I used to be ashamed of the welts that would raise over my skin as a reaction developed, I would go to great lengths to hide them. I felt weak willed when, in the course of a developing reaction I could no longer stand in a front stance because of the pain in my ankles and knees. I often felt humiliated when I would begin to shake and loose fine motor control during winter training. I would gut it out, feeling incredibly frustrated, and go home to collapse while my fever would shoot up, often to 103f for hours.
A 33 year old male karate practitioner presented himself for a full-contact national karate competition. This individual competed for approximately 2 minutes and received a kick to the head. He collapsed in the competitive arena, and suffered a tonic-clonic seizure, lasting for 3 minutes 25 seconds. Examination in the competitive arena revealed an individual who was unconscious. First aid, and paramedic support was provided immediately.
Excerpted from the Monash University website:

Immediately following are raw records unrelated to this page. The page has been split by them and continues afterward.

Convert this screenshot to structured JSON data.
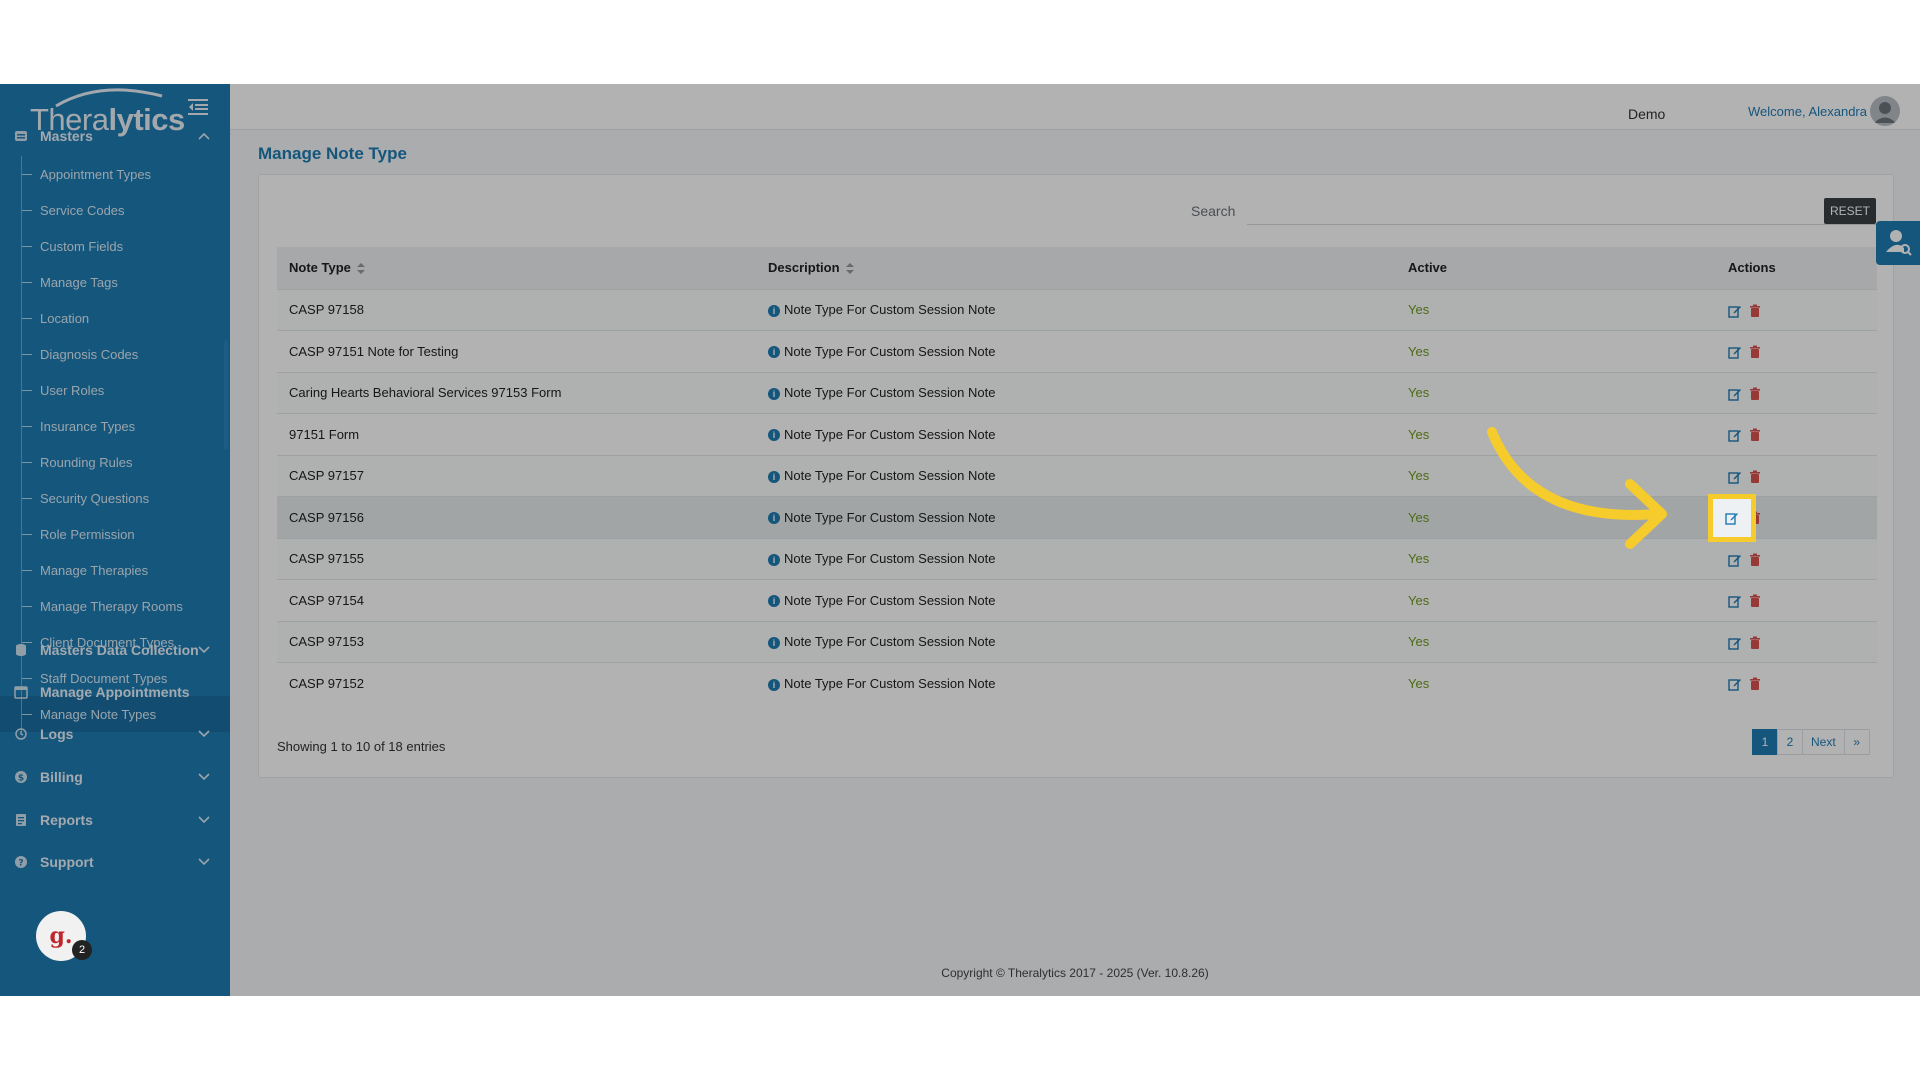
{
  "brand": {
    "logo_text_light": "Thera",
    "logo_text_bold": "lytics"
  },
  "sidebar": {
    "masters_label": "Masters",
    "sub_items": [
      {
        "label": "Appointment Types"
      },
      {
        "label": "Service Codes"
      },
      {
        "label": "Custom Fields"
      },
      {
        "label": "Manage Tags"
      },
      {
        "label": "Location"
      },
      {
        "label": "Diagnosis Codes"
      },
      {
        "label": "User Roles"
      },
      {
        "label": "Insurance Types"
      },
      {
        "label": "Rounding Rules"
      },
      {
        "label": "Security Questions"
      },
      {
        "label": "Role Permission"
      },
      {
        "label": "Manage Therapies"
      },
      {
        "label": "Manage Therapy Rooms"
      },
      {
        "label": "Client Document Types"
      },
      {
        "label": "Staff Document Types"
      },
      {
        "label": "Manage Note Types"
      }
    ],
    "sections": [
      {
        "label": "Masters Data Collection",
        "icon": "database-icon",
        "has_chevron": true
      },
      {
        "label": "Manage Appointments",
        "icon": "calendar-icon",
        "has_chevron": false
      },
      {
        "label": "Logs",
        "icon": "history-icon",
        "has_chevron": true
      },
      {
        "label": "Billing",
        "icon": "dollar-icon",
        "has_chevron": true
      },
      {
        "label": "Reports",
        "icon": "report-icon",
        "has_chevron": true
      },
      {
        "label": "Support",
        "icon": "help-icon",
        "has_chevron": true
      }
    ]
  },
  "header": {
    "org_selected": "Demo",
    "welcome": "Welcome, Alexandra"
  },
  "page": {
    "title": "Manage Note Type",
    "search_label": "Search",
    "search_value": "",
    "reset_label": "RESET"
  },
  "table": {
    "columns": [
      "Note Type",
      "Description",
      "Active",
      "Actions"
    ],
    "rows": [
      {
        "note_type": "CASP 97158",
        "description": "Note Type For Custom Session Note",
        "active": "Yes"
      },
      {
        "note_type": "CASP 97151 Note for Testing",
        "description": "Note Type For Custom Session Note",
        "active": "Yes"
      },
      {
        "note_type": "Caring Hearts Behavioral Services 97153 Form",
        "description": "Note Type For Custom Session Note",
        "active": "Yes"
      },
      {
        "note_type": "97151 Form",
        "description": "Note Type For Custom Session Note",
        "active": "Yes"
      },
      {
        "note_type": "CASP 97157",
        "description": "Note Type For Custom Session Note",
        "active": "Yes"
      },
      {
        "note_type": "CASP 97156",
        "description": "Note Type For Custom Session Note",
        "active": "Yes"
      },
      {
        "note_type": "CASP 97155",
        "description": "Note Type For Custom Session Note",
        "active": "Yes"
      },
      {
        "note_type": "CASP 97154",
        "description": "Note Type For Custom Session Note",
        "active": "Yes"
      },
      {
        "note_type": "CASP 97153",
        "description": "Note Type For Custom Session Note",
        "active": "Yes"
      },
      {
        "note_type": "CASP 97152",
        "description": "Note Type For Custom Session Note",
        "active": "Yes"
      }
    ],
    "highlighted_row": 5,
    "entries_info": "Showing 1 to 10 of 18 entries"
  },
  "pagination": {
    "pages": [
      "1",
      "2"
    ],
    "current": "1",
    "next_label": "Next",
    "last_label": "»"
  },
  "footer": {
    "copyright": "Copyright © Theralytics 2017 - 2025 (Ver. 10.8.26)"
  },
  "chat_widget": {
    "letter": "g.",
    "count": "2"
  },
  "colors": {
    "primary": "#1f7bb4",
    "active_text": "#6f9a1f",
    "delete": "#d9534f",
    "highlight": "#f5cc2b"
  }
}
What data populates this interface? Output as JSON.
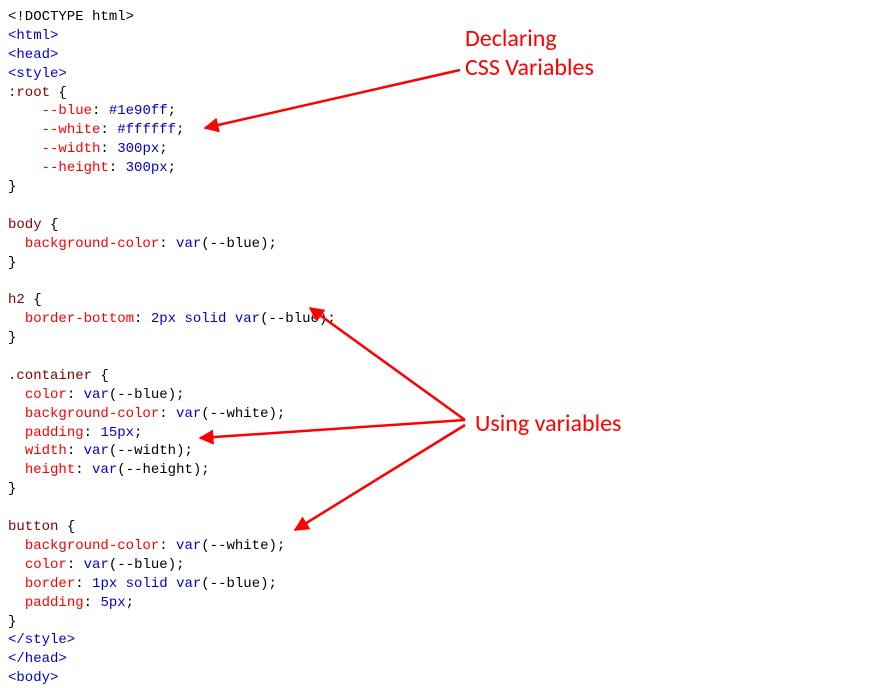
{
  "annotations": {
    "declaring": "Declaring\nCSS Variables",
    "using": "Using variables"
  },
  "code": {
    "l1": "<!DOCTYPE html>",
    "l2": "<html>",
    "l3": "<head>",
    "l4": "<style>",
    "l5_sel": ":root",
    "l5_brace": " {",
    "l6_prop": "--blue",
    "l6_val": "#1e90ff",
    "l7_prop": "--white",
    "l7_val": "#ffffff",
    "l8_prop": "--width",
    "l8_val": "300px",
    "l9_prop": "--height",
    "l9_val": "300px",
    "l10_brace": "}",
    "l12_sel": "body",
    "l13_prop": "background-color",
    "l13_var": "--blue",
    "l16_sel": "h2",
    "l17_prop": "border-bottom",
    "l17_val": "2px solid",
    "l17_var": "--blue",
    "l20_sel": ".container",
    "l21_prop": "color",
    "l21_var": "--blue",
    "l22_prop": "background-color",
    "l22_var": "--white",
    "l23_prop": "padding",
    "l23_val": "15px",
    "l24_prop": "width",
    "l24_var": "--width",
    "l25_prop": "height",
    "l25_var": "--height",
    "l28_sel": "button",
    "l29_prop": "background-color",
    "l29_var": "--white",
    "l30_prop": "color",
    "l30_var": "--blue",
    "l31_prop": "border",
    "l31_val": "1px solid",
    "l31_var": "--blue",
    "l32_prop": "padding",
    "l32_val": "5px",
    "l34": "</style>",
    "l35": "</head>",
    "l36": "<body>",
    "var_open": "var",
    "paren_open": "(",
    "paren_close": ")",
    "colon": ": ",
    "semi": ";",
    "indent": "  ",
    "indent2": "    ",
    "brace_open": " {",
    "brace_close": "}"
  }
}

There were 941 Emergency Department (ED) presentations and 371 hospital admissions related to martial arts injury among person 0-59 years, recorded in the Victorian Emergency Minimum Dataset (VEMD) and the Victorian Admitted Episodes (VAED) over the 5-year period 2002-2006.
Frequency: Table 1 shows the annual frequency of ED presentations and hospital admissions by year. The increase in martial arts–related injury over the 5-year period is probably due to better reporting
To read the rest of the article click Here.
Here are a few articles on children and sport related injuries. All but the last couple on the list are devoted to growth plate injuries. This suggests issues regarding the appropriateness of some sorts of high impact (such as heavy bag and makiwara use as well as some tanren) training for younger karateka. Although I do not teach children, when asked I usually recommend the use of lighter target pads with students younger than about sixteen years old. At the very least instructors should be aware of the possibility of these types of injuries.
Have a look: